Jarret Jeter produced a tremendous body shot knockout of Alberto Serna in the opening minute of the first round. The junior lightweight contest was scheduled for six.
“It’s amazing. I love a body shot. It’s more satisfying than a head punch to me,” said Jeter, 7-1-1 (2), after the victory. The shot was a perfect right hook to the ribs of Serna, 3-7 (2), and it had the Mexican rolling around on the canvas in dire pain. Jeter, 23, trains out of the DG Boxing Gym in Long Beach, California.
In the opening bout of the Roy Jones Jr. Boxing Promotions card, Anthony “2 Pretty” Chavez Cifuentes was too fast for Carlos Gonzalez and, after scoring two knockdowns in the second round, forced a stoppage win to earn his third professional victory.
“We seen he had a lazy jab and we capitalized on it,” said the featherweight prospect from San Bernardino, California. Chavez Cifuentes, who wants to be known by both of his last names, started timing the lazy jab of Gonzalez, 1-2, within the fight’s first minute and, soon enough, the swagger associated with his nickname revealed itself once his timing mellowed out. In the second, that well-timed right dropped Gonzalez hard to the mat and, moments later, the same punch re-acquainted him to that same spot. While Chavez Cifuentes went in for the kill and the third knockdown, referee David Mendoza waved off the fight with Gonzalez helpless on his feet at the 2:41 mark.

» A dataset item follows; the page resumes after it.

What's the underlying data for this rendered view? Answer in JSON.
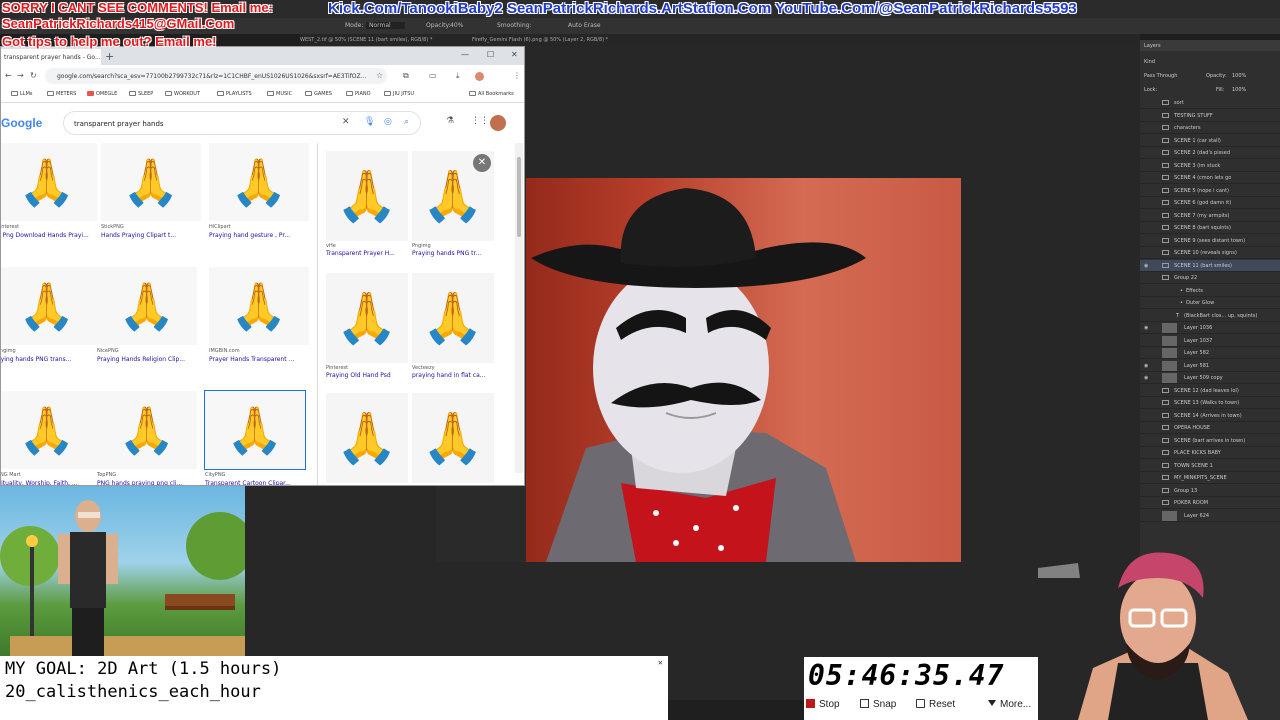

“You know, the ladies – they tell me I’m pretty, so I gotta stick with it,” said the confident young man about his nickname and on how other fighters may perceive him in the future. “Oh, they’re gonna get mad but, if they get mad, their girl knows – they know who the pretty guy is in there.”